* Try it *
The records are to be copied word for word, and the pictures dropped.

[Web page and app entries]
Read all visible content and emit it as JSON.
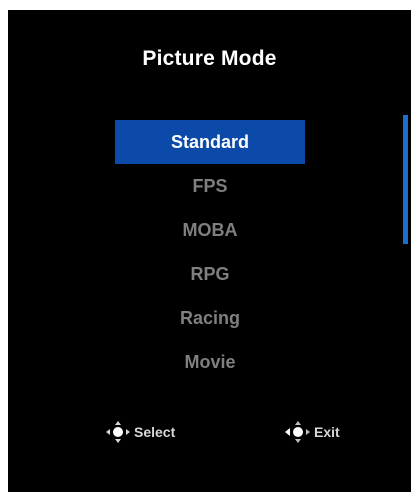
{
  "menu": {
    "title": "Picture Mode",
    "items": [
      {
        "label": "Standard",
        "selected": true
      },
      {
        "label": "FPS",
        "selected": false
      },
      {
        "label": "MOBA",
        "selected": false
      },
      {
        "label": "RPG",
        "selected": false
      },
      {
        "label": "Racing",
        "selected": false
      },
      {
        "label": "Movie",
        "selected": false
      }
    ]
  },
  "hints": {
    "select": {
      "icon": "joystick-icon",
      "label": "Select"
    },
    "exit": {
      "icon": "joystick-left-icon",
      "label": "Exit"
    }
  },
  "colors": {
    "background": "#000000",
    "highlight": "#0b4aa8",
    "scrollbar": "#1a6fd1",
    "inactive_text": "#7f7f7f",
    "active_text": "#ffffff"
  }
}
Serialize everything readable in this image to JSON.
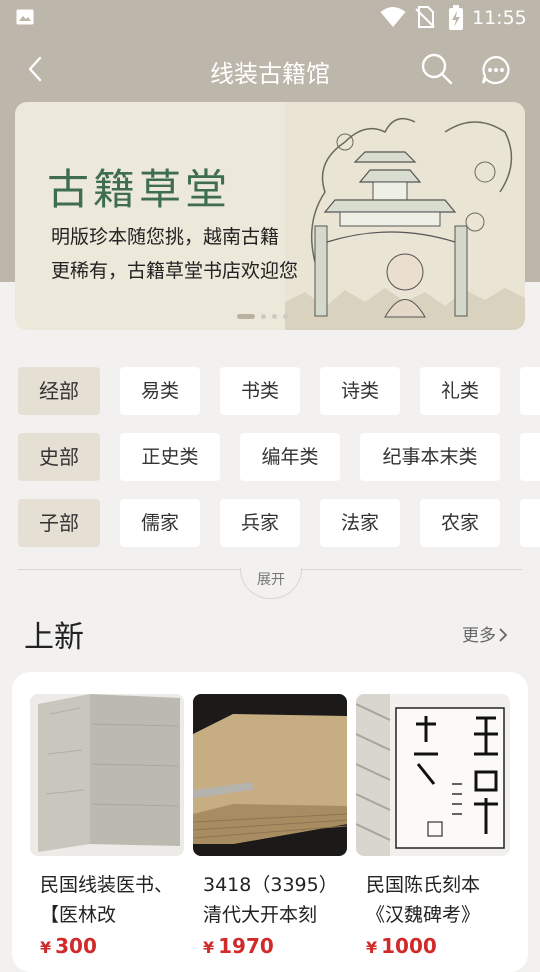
{
  "status_bar": {
    "time": "11:55"
  },
  "header": {
    "title": "线装古籍馆"
  },
  "banner": {
    "heading": "古籍草堂",
    "line1": "明版珍本随您挑，越南古籍",
    "line2": "更稀有，古籍草堂书店欢迎您",
    "slide_count": 5,
    "active_slide": 1
  },
  "categories": [
    {
      "label": "经部",
      "items": [
        "易类",
        "书类",
        "诗类",
        "礼类"
      ]
    },
    {
      "label": "史部",
      "items": [
        "正史类",
        "编年类",
        "纪事本末类"
      ]
    },
    {
      "label": "子部",
      "items": [
        "儒家",
        "兵家",
        "法家",
        "农家"
      ]
    }
  ],
  "expand_label": "展开",
  "new_section": {
    "title": "上新",
    "more_label": "更多"
  },
  "products": [
    {
      "name": "民国线装医书、【医林改",
      "currency": "¥",
      "price": "300"
    },
    {
      "name": "3418（3395）清代大开本刻",
      "currency": "¥",
      "price": "1970"
    },
    {
      "name": "民国陈氏刻本《汉魏碑考》",
      "currency": "¥",
      "price": "1000"
    }
  ],
  "colors": {
    "price_red": "#d02a2a",
    "banner_green": "#3e6e4f",
    "top_bg": "#bdb6aa"
  }
}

* Response to the task *
Read all visible content and emit it as JSON.
{
  "menu": {
    "title": "Picture Mode",
    "items": [
      {
        "label": "Standard",
        "selected": true
      },
      {
        "label": "FPS",
        "selected": false
      },
      {
        "label": "MOBA",
        "selected": false
      },
      {
        "label": "RPG",
        "selected": false
      },
      {
        "label": "Racing",
        "selected": false
      },
      {
        "label": "Movie",
        "selected": false
      }
    ]
  },
  "hints": {
    "select": {
      "icon": "joystick-icon",
      "label": "Select"
    },
    "exit": {
      "icon": "joystick-left-icon",
      "label": "Exit"
    }
  },
  "colors": {
    "background": "#000000",
    "highlight": "#0b4aa8",
    "scrollbar": "#1a6fd1",
    "inactive_text": "#7f7f7f",
    "active_text": "#ffffff"
  }
}
Serialize everything readable in this image to JSON.
{
  "status_bar": {
    "time": "11:55"
  },
  "header": {
    "title": "线装古籍馆"
  },
  "banner": {
    "heading": "古籍草堂",
    "line1": "明版珍本随您挑，越南古籍",
    "line2": "更稀有，古籍草堂书店欢迎您",
    "slide_count": 5,
    "active_slide": 1
  },
  "categories": [
    {
      "label": "经部",
      "items": [
        "易类",
        "书类",
        "诗类",
        "礼类"
      ]
    },
    {
      "label": "史部",
      "items": [
        "正史类",
        "编年类",
        "纪事本末类"
      ]
    },
    {
      "label": "子部",
      "items": [
        "儒家",
        "兵家",
        "法家",
        "农家"
      ]
    }
  ],
  "expand_label": "展开",
  "new_section": {
    "title": "上新",
    "more_label": "更多"
  },
  "products": [
    {
      "name": "民国线装医书、【医林改",
      "currency": "¥",
      "price": "300"
    },
    {
      "name": "3418（3395）清代大开本刻",
      "currency": "¥",
      "price": "1970"
    },
    {
      "name": "民国陈氏刻本《汉魏碑考》",
      "currency": "¥",
      "price": "1000"
    }
  ],
  "colors": {
    "price_red": "#d02a2a",
    "banner_green": "#3e6e4f",
    "top_bg": "#bdb6aa"
  }
}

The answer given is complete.